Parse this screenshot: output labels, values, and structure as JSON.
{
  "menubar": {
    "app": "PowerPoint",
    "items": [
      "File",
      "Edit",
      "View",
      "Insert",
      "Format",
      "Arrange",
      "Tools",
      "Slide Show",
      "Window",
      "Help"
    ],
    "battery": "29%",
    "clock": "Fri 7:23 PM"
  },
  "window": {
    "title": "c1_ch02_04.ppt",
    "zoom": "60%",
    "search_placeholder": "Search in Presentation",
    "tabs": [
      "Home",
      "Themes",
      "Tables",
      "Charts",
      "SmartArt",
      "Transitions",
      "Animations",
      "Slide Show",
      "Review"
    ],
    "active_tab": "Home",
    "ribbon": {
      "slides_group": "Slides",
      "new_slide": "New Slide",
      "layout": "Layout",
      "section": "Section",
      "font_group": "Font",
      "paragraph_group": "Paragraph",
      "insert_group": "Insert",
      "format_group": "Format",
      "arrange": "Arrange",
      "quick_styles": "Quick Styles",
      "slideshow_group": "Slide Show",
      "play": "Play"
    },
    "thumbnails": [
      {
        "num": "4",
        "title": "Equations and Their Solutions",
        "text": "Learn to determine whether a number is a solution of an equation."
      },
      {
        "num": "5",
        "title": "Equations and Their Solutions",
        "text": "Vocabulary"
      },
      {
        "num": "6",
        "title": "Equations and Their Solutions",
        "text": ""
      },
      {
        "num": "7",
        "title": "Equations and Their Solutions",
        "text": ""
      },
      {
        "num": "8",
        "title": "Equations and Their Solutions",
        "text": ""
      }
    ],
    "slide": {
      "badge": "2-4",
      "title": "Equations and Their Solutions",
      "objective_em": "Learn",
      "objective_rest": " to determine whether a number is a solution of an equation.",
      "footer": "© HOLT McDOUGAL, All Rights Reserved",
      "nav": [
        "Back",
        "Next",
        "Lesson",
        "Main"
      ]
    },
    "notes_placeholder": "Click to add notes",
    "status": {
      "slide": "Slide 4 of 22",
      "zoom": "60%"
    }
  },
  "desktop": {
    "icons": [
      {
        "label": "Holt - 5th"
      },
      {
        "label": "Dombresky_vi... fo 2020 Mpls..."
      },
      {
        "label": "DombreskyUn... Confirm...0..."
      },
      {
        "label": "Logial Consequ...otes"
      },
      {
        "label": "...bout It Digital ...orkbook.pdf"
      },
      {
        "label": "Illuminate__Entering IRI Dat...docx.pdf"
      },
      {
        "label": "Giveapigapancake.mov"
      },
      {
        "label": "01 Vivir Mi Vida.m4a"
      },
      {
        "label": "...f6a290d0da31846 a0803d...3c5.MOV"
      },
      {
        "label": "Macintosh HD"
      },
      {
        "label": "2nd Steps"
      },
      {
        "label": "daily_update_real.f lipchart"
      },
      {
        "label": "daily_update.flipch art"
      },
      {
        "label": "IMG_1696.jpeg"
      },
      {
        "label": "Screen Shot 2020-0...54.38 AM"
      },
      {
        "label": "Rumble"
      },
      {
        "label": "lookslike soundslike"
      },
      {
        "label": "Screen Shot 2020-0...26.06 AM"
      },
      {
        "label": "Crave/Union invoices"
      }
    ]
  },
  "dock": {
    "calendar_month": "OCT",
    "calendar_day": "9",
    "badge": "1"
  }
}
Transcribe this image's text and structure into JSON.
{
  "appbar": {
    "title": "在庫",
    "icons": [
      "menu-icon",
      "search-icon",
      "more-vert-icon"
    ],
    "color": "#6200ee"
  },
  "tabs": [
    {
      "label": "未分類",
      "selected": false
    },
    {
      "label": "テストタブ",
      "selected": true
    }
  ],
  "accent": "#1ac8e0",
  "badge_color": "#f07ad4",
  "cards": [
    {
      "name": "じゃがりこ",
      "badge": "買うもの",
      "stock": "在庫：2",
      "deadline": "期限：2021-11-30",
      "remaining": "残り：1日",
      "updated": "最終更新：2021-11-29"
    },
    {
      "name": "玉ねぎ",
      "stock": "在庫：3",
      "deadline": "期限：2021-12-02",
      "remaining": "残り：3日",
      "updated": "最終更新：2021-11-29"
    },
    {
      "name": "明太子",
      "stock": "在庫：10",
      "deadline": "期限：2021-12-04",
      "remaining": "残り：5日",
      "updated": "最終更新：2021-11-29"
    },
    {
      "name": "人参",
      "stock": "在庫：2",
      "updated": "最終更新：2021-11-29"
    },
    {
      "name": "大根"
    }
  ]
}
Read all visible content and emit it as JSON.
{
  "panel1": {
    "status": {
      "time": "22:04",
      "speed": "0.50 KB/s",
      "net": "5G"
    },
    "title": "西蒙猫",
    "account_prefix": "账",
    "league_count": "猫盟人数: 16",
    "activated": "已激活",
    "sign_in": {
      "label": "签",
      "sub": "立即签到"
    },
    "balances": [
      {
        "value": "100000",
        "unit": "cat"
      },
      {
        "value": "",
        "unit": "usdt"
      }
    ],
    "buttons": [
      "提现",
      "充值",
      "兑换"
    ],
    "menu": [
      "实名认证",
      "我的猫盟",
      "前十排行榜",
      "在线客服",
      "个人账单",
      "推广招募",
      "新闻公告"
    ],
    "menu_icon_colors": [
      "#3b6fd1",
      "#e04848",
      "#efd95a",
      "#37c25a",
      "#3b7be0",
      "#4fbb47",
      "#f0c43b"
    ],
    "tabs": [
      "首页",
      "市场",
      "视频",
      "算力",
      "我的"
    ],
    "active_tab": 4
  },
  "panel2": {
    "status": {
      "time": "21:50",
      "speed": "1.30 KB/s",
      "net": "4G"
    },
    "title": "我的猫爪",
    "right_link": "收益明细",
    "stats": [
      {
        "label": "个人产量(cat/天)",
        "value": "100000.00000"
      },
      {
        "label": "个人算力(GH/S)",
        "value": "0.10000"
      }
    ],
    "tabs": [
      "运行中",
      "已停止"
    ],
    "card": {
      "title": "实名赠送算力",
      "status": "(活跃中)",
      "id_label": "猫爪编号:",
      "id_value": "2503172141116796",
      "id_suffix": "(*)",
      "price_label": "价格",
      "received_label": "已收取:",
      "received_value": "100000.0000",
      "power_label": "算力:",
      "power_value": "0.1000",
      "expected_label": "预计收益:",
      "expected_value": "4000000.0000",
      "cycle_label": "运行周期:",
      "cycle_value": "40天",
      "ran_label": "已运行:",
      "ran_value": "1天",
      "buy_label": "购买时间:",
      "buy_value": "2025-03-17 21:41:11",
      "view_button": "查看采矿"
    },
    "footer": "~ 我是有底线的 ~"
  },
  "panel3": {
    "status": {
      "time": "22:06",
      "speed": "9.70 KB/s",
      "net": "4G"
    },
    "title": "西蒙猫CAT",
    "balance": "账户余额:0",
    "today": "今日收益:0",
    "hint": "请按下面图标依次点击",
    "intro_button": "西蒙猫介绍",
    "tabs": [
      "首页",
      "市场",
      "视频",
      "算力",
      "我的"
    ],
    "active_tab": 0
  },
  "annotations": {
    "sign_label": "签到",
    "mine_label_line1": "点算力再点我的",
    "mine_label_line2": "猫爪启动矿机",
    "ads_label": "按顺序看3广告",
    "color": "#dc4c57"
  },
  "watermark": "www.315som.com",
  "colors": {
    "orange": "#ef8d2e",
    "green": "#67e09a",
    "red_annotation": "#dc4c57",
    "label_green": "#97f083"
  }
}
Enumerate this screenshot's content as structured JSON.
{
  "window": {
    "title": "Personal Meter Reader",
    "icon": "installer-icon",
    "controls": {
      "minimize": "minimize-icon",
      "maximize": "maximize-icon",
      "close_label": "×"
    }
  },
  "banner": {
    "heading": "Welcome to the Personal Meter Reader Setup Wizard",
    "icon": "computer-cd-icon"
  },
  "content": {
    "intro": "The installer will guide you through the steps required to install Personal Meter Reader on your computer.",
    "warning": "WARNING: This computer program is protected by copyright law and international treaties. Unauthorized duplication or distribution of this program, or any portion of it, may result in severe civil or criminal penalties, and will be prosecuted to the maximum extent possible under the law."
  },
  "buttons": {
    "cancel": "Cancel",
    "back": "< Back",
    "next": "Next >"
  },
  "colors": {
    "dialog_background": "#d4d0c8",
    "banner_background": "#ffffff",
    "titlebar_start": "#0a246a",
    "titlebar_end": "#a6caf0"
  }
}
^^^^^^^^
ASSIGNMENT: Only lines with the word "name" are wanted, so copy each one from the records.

ANSWER FOR THE TASK:
      "name": "じゃがりこ",
      "name": "玉ねぎ",
      "name": "明太子",
      "name": "人参",
      "name": "大根"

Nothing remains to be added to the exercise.